David represented the Claimant in both the permission and substantive hearings in this case where the Claimant had been convicted of assault in his absence. The District Judge in the Magistrates’ Court had proceeded with the trial despite the Claimant (who was the Defendant in the Magistrates’ Court case) reporting he had food poisoning on the day of trial and despite the fact that he had attended three previous listings of the trial that were adjourned. The Judge, some days later, also refused to reopen the conviction when further medical evidence was provided.

David successfully argued, before Mrs Justice Andrews sitting in the Administrative Court at Bristol Civil and Family Justice Centre, that the District Judge had erred in law two material ways.

Firstly, the District Judge had failed to properly consider the test on proceeding in absence as set out in s.11 of the Magistrates’ Courts Act 1980. Whilst the District Judge had properly noted that there is a presumption of proceeding in absence, as per s.11(1)(b) of the 1980 Act, the Judge had failed to note that the presumption was qualified by the provisions of s.11(2A) of the 1980 Act, which states that the Court must not proceed if there is an acceptable reason for the non-attendance. Thus, by considering the presumption to be a default position (contrary to R (Evans) v East Lancashire Magistrates Court [2010] EWHC 2108 (Admin)) and by failing to consider the reasons given for non-attendance and decide whether the failure to attend was “designed to frustrate the process” (contrary to R v Jones (Anthony) [2001] EWCA Crim 168 and M v Burnley, Pendle and Rossendale Magistrates Court [2009] EWHC 2874 (Admin)) the decision to proceed in absence was unlawful.

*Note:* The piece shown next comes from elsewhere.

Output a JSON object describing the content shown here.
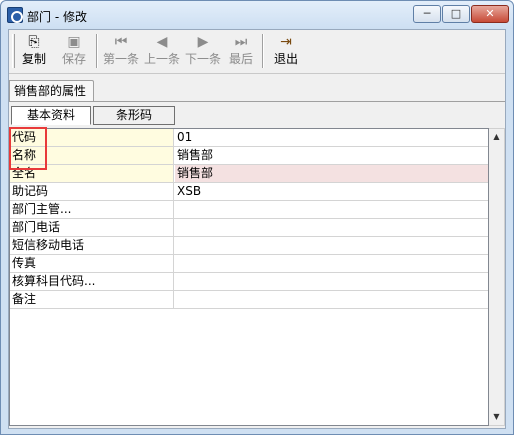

Secondly, the District Judge had failed to properly apply the test on re-opening cases under s.142 of the 1980 Act. The Judge had determined that the power may only be used as a ‘slip rule’ and operated only to correct a mistake. The Judge had, in error, followed the reasoning in Houston v Director of Public Prosecutions [2015] EWHC 4144 (Admin) as authority for this proposition. Mrs Justice Andrews expressed caution on relying on Houston in the circumstances of the present case as this ignored the line of reasoning set out in a number of cases, most prominently R v Ealing Magistrates Court ex parte Sahota [1998] 162 JP 73 and R (Manorgale) Ltd v Thames Magistrates Court [2013] EWHC 535 Admin. Those cases were authority for the proposition that the power under s.142 of the 1980 Act is wider than a slip rule, and that the Court must consider the interests of justice in reopening a case. Mrs Justice Andrews noted that the narrow reading in Houston and the cases referred to therein all arose out of scenarios where there was little prospect of reopening, as opposed to the cases of Sahota and the present case where there were good prospects due to good reasons in the form of medical evidence for non-attendance at trial having been evidenced.

The Claimant’s conviction was quashed and the case remitted to the Magistrates’ Court.

A link to the judgment can be found here: http://www.bailii.org/ew/cases/EWHC/Admin/2018/3278.html